> **What you will do**
An exact copy of the listing below is required.

> **Record extracts**

╔══

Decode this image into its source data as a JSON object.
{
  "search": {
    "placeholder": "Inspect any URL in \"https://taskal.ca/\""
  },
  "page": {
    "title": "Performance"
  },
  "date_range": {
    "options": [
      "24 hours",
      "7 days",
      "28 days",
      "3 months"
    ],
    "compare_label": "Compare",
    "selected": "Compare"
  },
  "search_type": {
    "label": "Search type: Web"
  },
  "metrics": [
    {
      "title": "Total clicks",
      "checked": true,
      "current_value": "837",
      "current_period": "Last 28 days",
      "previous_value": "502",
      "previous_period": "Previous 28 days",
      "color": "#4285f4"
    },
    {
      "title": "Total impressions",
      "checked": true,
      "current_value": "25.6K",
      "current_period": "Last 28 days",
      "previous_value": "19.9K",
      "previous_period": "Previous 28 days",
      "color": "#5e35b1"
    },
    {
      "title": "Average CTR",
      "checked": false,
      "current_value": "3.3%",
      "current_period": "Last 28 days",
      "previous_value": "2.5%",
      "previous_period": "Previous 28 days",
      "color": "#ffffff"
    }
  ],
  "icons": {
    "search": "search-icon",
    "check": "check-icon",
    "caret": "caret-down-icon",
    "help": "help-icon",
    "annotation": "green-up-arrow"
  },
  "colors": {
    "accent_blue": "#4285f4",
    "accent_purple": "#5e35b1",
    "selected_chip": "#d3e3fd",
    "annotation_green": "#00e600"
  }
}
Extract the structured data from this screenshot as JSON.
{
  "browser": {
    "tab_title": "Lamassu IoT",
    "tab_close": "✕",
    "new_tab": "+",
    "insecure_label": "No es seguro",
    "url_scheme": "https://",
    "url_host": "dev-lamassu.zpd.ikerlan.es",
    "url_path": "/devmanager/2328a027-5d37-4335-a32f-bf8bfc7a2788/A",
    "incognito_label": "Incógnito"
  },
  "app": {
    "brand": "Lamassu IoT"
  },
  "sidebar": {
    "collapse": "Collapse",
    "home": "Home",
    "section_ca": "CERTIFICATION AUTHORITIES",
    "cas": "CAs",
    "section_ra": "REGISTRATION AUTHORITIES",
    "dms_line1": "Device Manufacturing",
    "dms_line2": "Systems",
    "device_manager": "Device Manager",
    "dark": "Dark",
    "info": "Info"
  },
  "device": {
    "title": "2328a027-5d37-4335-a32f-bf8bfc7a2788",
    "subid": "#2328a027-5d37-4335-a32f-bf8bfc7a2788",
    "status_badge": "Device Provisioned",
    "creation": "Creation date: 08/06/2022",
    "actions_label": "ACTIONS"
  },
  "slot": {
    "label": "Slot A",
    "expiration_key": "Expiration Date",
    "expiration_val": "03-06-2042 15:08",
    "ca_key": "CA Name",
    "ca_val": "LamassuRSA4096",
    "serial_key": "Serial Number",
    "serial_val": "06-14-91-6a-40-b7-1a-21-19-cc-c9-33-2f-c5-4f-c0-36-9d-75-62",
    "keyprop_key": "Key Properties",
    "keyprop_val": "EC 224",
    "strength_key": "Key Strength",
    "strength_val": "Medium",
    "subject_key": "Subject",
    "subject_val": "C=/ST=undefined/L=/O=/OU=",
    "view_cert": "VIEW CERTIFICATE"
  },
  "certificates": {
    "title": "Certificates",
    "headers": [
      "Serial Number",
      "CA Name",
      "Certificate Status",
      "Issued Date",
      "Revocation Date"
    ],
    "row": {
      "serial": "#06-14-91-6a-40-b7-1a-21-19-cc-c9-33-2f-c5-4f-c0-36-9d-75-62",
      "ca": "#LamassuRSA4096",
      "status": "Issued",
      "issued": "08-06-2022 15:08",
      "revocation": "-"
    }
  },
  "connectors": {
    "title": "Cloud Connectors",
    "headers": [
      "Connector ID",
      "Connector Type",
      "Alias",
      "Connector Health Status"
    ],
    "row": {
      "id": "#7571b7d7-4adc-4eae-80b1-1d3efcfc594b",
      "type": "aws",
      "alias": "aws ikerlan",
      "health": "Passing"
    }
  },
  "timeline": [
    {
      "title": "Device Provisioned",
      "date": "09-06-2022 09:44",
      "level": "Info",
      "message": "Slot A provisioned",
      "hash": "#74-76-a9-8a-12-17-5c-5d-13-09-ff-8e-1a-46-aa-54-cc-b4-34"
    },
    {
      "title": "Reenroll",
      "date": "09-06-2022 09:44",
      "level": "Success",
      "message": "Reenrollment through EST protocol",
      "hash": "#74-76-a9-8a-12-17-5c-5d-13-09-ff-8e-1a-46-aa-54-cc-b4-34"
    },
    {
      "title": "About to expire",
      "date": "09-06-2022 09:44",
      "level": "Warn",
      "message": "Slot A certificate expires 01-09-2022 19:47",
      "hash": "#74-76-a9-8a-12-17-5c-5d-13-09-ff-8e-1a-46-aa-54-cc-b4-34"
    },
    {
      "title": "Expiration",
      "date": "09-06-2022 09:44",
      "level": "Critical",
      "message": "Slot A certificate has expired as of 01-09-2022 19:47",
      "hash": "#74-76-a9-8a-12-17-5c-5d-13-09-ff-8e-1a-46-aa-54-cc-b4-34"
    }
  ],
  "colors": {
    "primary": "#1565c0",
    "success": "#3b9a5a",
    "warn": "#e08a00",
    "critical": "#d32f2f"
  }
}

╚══

> **Exercise output**
Decode this image into its source data as a JSON object.
{
  "search": {
    "placeholder": "Inspect any URL in \"https://taskal.ca/\""
  },
  "page": {
    "title": "Performance"
  },
  "date_range": {
    "options": [
      "24 hours",
      "7 days",
      "28 days",
      "3 months"
    ],
    "compare_label": "Compare",
    "selected": "Compare"
  },
  "search_type": {
    "label": "Search type: Web"
  },
  "metrics": [
    {
      "title": "Total clicks",
      "checked": true,
      "current_value": "837",
      "current_period": "Last 28 days",
      "previous_value": "502",
      "previous_period": "Previous 28 days",
      "color": "#4285f4"
    },
    {
      "title": "Total impressions",
      "checked": true,
      "current_value": "25.6K",
      "current_period": "Last 28 days",
      "previous_value": "19.9K",
      "previous_period": "Previous 28 days",
      "color": "#5e35b1"
    },
    {
      "title": "Average CTR",
      "checked": false,
      "current_value": "3.3%",
      "current_period": "Last 28 days",
      "previous_value": "2.5%",
      "previous_period": "Previous 28 days",
      "color": "#ffffff"
    }
  ],
  "icons": {
    "search": "search-icon",
    "check": "check-icon",
    "caret": "caret-down-icon",
    "help": "help-icon",
    "annotation": "green-up-arrow"
  },
  "colors": {
    "accent_blue": "#4285f4",
    "accent_purple": "#5e35b1",
    "selected_chip": "#d3e3fd",
    "annotation_green": "#00e600"
  }
}
Extract the structured data from this screenshot as JSON.
{
  "browser": {
    "tab_title": "Lamassu IoT",
    "tab_close": "✕",
    "new_tab": "+",
    "insecure_label": "No es seguro",
    "url_scheme": "https://",
    "url_host": "dev-lamassu.zpd.ikerlan.es",
    "url_path": "/devmanager/2328a027-5d37-4335-a32f-bf8bfc7a2788/A",
    "incognito_label": "Incógnito"
  },
  "app": {
    "brand": "Lamassu IoT"
  },
  "sidebar": {
    "collapse": "Collapse",
    "home": "Home",
    "section_ca": "CERTIFICATION AUTHORITIES",
    "cas": "CAs",
    "section_ra": "REGISTRATION AUTHORITIES",
    "dms_line1": "Device Manufacturing",
    "dms_line2": "Systems",
    "device_manager": "Device Manager",
    "dark": "Dark",
    "info": "Info"
  },
  "device": {
    "title": "2328a027-5d37-4335-a32f-bf8bfc7a2788",
    "subid": "#2328a027-5d37-4335-a32f-bf8bfc7a2788",
    "status_badge": "Device Provisioned",
    "creation": "Creation date: 08/06/2022",
    "actions_label": "ACTIONS"
  },
  "slot": {
    "label": "Slot A",
    "expiration_key": "Expiration Date",
    "expiration_val": "03-06-2042 15:08",
    "ca_key": "CA Name",
    "ca_val": "LamassuRSA4096",
    "serial_key": "Serial Number",
    "serial_val": "06-14-91-6a-40-b7-1a-21-19-cc-c9-33-2f-c5-4f-c0-36-9d-75-62",
    "keyprop_key": "Key Properties",
    "keyprop_val": "EC 224",
    "strength_key": "Key Strength",
    "strength_val": "Medium",
    "subject_key": "Subject",
    "subject_val": "C=/ST=undefined/L=/O=/OU=",
    "view_cert": "VIEW CERTIFICATE"
  },
  "certificates": {
    "title": "Certificates",
    "headers": [
      "Serial Number",
      "CA Name",
      "Certificate Status",
      "Issued Date",
      "Revocation Date"
    ],
    "row": {
      "serial": "#06-14-91-6a-40-b7-1a-21-19-cc-c9-33-2f-c5-4f-c0-36-9d-75-62",
      "ca": "#LamassuRSA4096",
      "status": "Issued",
      "issued": "08-06-2022 15:08",
      "revocation": "-"
    }
  },
  "connectors": {
    "title": "Cloud Connectors",
    "headers": [
      "Connector ID",
      "Connector Type",
      "Alias",
      "Connector Health Status"
    ],
    "row": {
      "id": "#7571b7d7-4adc-4eae-80b1-1d3efcfc594b",
      "type": "aws",
      "alias": "aws ikerlan",
      "health": "Passing"
    }
  },
  "timeline": [
    {
      "title": "Device Provisioned",
      "date": "09-06-2022 09:44",
      "level": "Info",
      "message": "Slot A provisioned",
      "hash": "#74-76-a9-8a-12-17-5c-5d-13-09-ff-8e-1a-46-aa-54-cc-b4-34"
    },
    {
      "title": "Reenroll",
      "date": "09-06-2022 09:44",
      "level": "Success",
      "message": "Reenrollment through EST protocol",
      "hash": "#74-76-a9-8a-12-17-5c-5d-13-09-ff-8e-1a-46-aa-54-cc-b4-34"
    },
    {
      "title": "About to expire",
      "date": "09-06-2022 09:44",
      "level": "Warn",
      "message": "Slot A certificate expires 01-09-2022 19:47",
      "hash": "#74-76-a9-8a-12-17-5c-5d-13-09-ff-8e-1a-46-aa-54-cc-b4-34"
    },
    {
      "title": "Expiration",
      "date": "09-06-2022 09:44",
      "level": "Critical",
      "message": "Slot A certificate has expired as of 01-09-2022 19:47",
      "hash": "#74-76-a9-8a-12-17-5c-5d-13-09-ff-8e-1a-46-aa-54-cc-b4-34"
    }
  ],
  "colors": {
    "primary": "#1565c0",
    "success": "#3b9a5a",
    "warn": "#e08a00",
    "critical": "#d32f2f"
  }
}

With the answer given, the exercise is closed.